They next visit the parlour, where there are many young men and women. Ascending into the high tower, they meet Alma’s three counsellors, whose chambers have decorated walls. Those of the sage who sees into the future have scenes from fantasies; those of the sage with wisdom of the present are covered with images of art and science; those of the third, an expert in the past, are covered with scrolls and books.
From that huge library, Arthur sees a book titled British Monuments, and Guyon one on Antiquity of Faeryland. The counsellor and Alma let them read their chosen books.
Alma, the mistress of a castle, the House of Temperance, which has been besieged by a thousand foes for seven years. Her castle represents the human body.
Archimago, an evil sorceror who tries to stop all knights in the service of the Faerie Queen.
Prince Arthur, son of Uther Pendragon, bearer of a magic shield which blinds his enemies and turns them to stone, and future king.
Atin, an insolent page (“varlet”) and servant to Pyrrhochles.
Braggadocchio, a waster and thief, prone to boastfulness, with not an ounce of honour or goodness. He steals Sir Guyon’s charger and lance.
Cymochles, an immortal knight, famed warrior, brother of Pyrrhochles, and lover of Acrasia. He has an unstable character.
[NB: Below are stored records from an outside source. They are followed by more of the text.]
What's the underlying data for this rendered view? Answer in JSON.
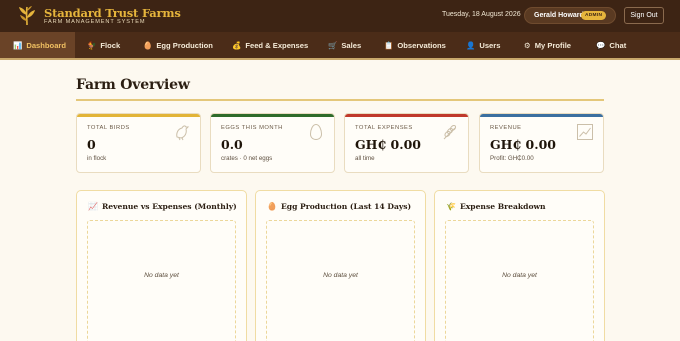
{
  "brand": {
    "title": "Standard Trust Farms",
    "subtitle": "FARM MANAGEMENT SYSTEM"
  },
  "header": {
    "date": "Tuesday, 18 August 2026",
    "user_name": "Gerald Howard",
    "role_badge": "ADMIN",
    "sign_out_label": "Sign Out"
  },
  "nav": {
    "items": [
      {
        "label": "Dashboard",
        "icon": "📊",
        "icon_name": "dashboard-icon"
      },
      {
        "label": "Flock",
        "icon": "🐓",
        "icon_name": "flock-icon"
      },
      {
        "label": "Egg Production",
        "icon": "🥚",
        "icon_name": "egg-icon"
      },
      {
        "label": "Feed & Expenses",
        "icon": "💰",
        "icon_name": "money-bag-icon"
      },
      {
        "label": "Sales",
        "icon": "🛒",
        "icon_name": "cart-icon"
      },
      {
        "label": "Observations",
        "icon": "📋",
        "icon_name": "clipboard-icon"
      },
      {
        "label": "Users",
        "icon": "👤",
        "icon_name": "user-icon"
      },
      {
        "label": "My Profile",
        "icon": "⚙",
        "icon_name": "settings-icon"
      },
      {
        "label": "Chat",
        "icon": "💬",
        "icon_name": "chat-icon"
      }
    ],
    "active": "Dashboard"
  },
  "page": {
    "title": "Farm Overview"
  },
  "stats": [
    {
      "label": "TOTAL BIRDS",
      "value": "0",
      "sub": "in flock",
      "accent": "#e2b437",
      "icon_name": "bird-icon"
    },
    {
      "label": "EGGS THIS MONTH",
      "value": "0.0",
      "sub": "crates · 0 net eggs",
      "accent": "#2f6b2a",
      "icon_name": "egg-icon"
    },
    {
      "label": "TOTAL EXPENSES",
      "value": "GH₵ 0.00",
      "sub": "all time",
      "accent": "#c0392b",
      "icon_name": "wheat-icon"
    },
    {
      "label": "REVENUE",
      "value": "GH₵ 0.00",
      "sub": "Profit: GH₵0.00",
      "accent": "#3b6fa0",
      "icon_name": "trend-chart-icon"
    }
  ],
  "charts": [
    {
      "title": "Revenue vs Expenses (Monthly)",
      "icon": "📈",
      "icon_name": "line-chart-icon",
      "empty_text": "No data yet"
    },
    {
      "title": "Egg Production (Last 14 Days)",
      "icon": "🥚",
      "icon_name": "egg-icon",
      "empty_text": "No data yet"
    },
    {
      "title": "Expense Breakdown",
      "icon": "🌾",
      "icon_name": "wheat-icon",
      "empty_text": "No data yet"
    }
  ]
}
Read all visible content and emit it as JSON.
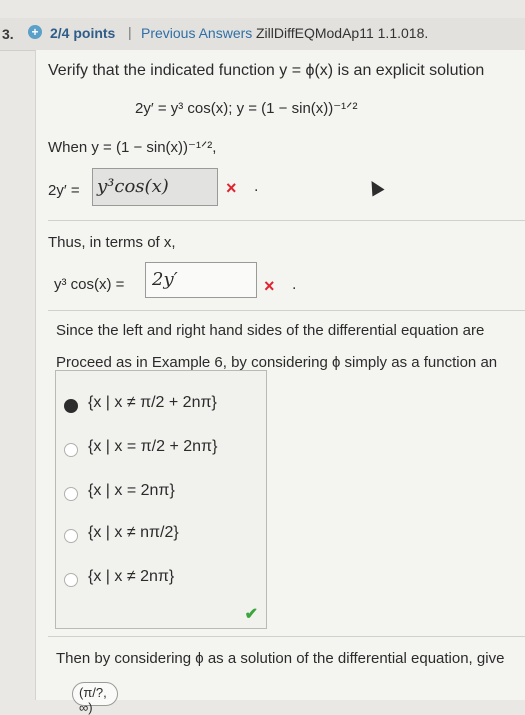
{
  "header": {
    "question_number": "3.",
    "plus_icon": "+",
    "points": "2/4 points",
    "separator": "|",
    "previous_answers": "Previous Answers",
    "problem_code": "ZillDiffEQModAp11 1.1.018."
  },
  "problem": {
    "prompt": "Verify that the indicated function y = ϕ(x) is an explicit solution",
    "equation": "2y′ = y³ cos(x);    y = (1 − sin(x))⁻¹ᐟ²",
    "when_line": "When y = (1 − sin(x))⁻¹ᐟ²,",
    "lhs1_label": "2y′ =",
    "answer1": "y³cos(x)",
    "answer1_status": "×",
    "thus_line": "Thus, in terms of x,",
    "lhs2_label": "y³ cos(x) =",
    "answer2": "2y′",
    "answer2_status": "×",
    "since_line": "Since the left and right hand sides of the differential equation are",
    "proceed_line": "Proceed as in Example 6, by considering ϕ simply as a function an",
    "choices": [
      {
        "text": "{x | x ≠ π/2 + 2nπ}",
        "selected": true
      },
      {
        "text": "{x | x = π/2 + 2nπ}",
        "selected": false
      },
      {
        "text": "{x | x = 2nπ}",
        "selected": false
      },
      {
        "text": "{x | x ≠ nπ/2}",
        "selected": false
      },
      {
        "text": "{x | x ≠ 2nπ}",
        "selected": false
      }
    ],
    "choices_status": "✔",
    "then_line": "Then by considering ϕ as a solution of the differential equation, give",
    "partial_option": "(π/?, ∞)"
  },
  "colors": {
    "error": "#e0242f",
    "correct": "#3aa63e",
    "link": "#2f6fa7"
  }
}
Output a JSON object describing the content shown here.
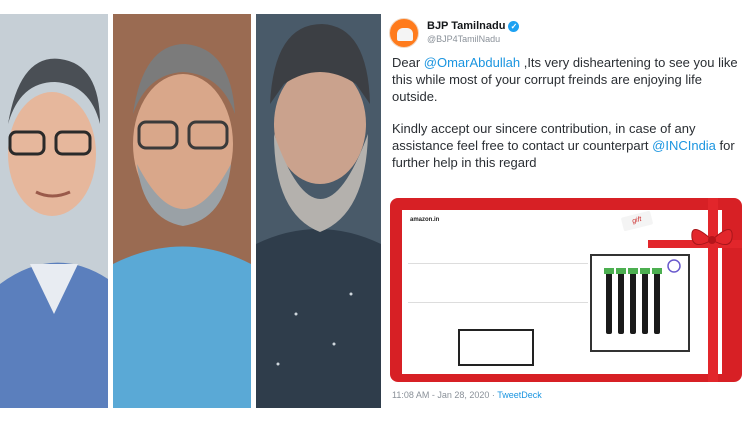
{
  "tweet": {
    "author_name": "BJP Tamilnadu",
    "handle": "@BJP4TamilNadu",
    "paragraph1": {
      "prefix": "Dear ",
      "mention": "@OmarAbdullah",
      "rest": " ,Its very disheartening to see you like this while most of your corrupt freinds are enjoying life outside."
    },
    "paragraph2": {
      "prefix": "Kindly accept our sincere contribution, in case of any assistance feel free to contact ur counterpart ",
      "mention": "@INCIndia",
      "rest": " for further help in this regard"
    },
    "embed": {
      "brand": "amazon.in",
      "tag_text": "gift"
    },
    "timestamp": "11:08 AM - Jan 28, 2020",
    "separator": " · ",
    "source": "TweetDeck"
  },
  "colors": {
    "mention": "#1b95e0",
    "embed_background": "#d72025",
    "avatar": "#ff7b1c"
  },
  "icons": [
    "verified-badge-icon",
    "bjp-logo-icon",
    "gift-bow-icon",
    "razor-icon"
  ]
}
Sir Guyon, hero of Book 2, “Temperance”, a knight at the Faery Queen’s court, who is sent to stop the wrongs of Acrasia.
The Palmer, an elderly man dressed in black, who is leading Sir Guyon in his quest to put a stop to the evil of Acrasia.
Phaedria, a beautiful young woman in service to Acrasia. She represents superficial and earthly pleasure.
Pyrrhochles, an immortal knight, brother of Cymochles, of fiery temper.
Richard Danson Brown (2019) The Art of the Faerie Queene, Manchester UP. ISBN 978 0 7190 8732 5. (Note: this isn’t about visual art, but literary art and poetics.)
AC Hamilton (ed) (2007) Spenser, the Faerie Queene, 2nd edn, Routledge. ISBN 978 1 4058 3281 6. (Critical edition.)
Elizabeth Heale (1999) The Faerie Queene, A Reader’s Guide, 2nd edn, Cambridge UP. ISBN 978 0 521 65468 5.
Douglas Hill (1980) Edmund Spenser, The Illustrated Faerie Queene, Newsweek Books. No ISBN.
Richard A McCabe (ed) (2010) The Oxford Handbook of Edmund Spenser, Oxford UP. ISBN 978 0 1987 0967 1.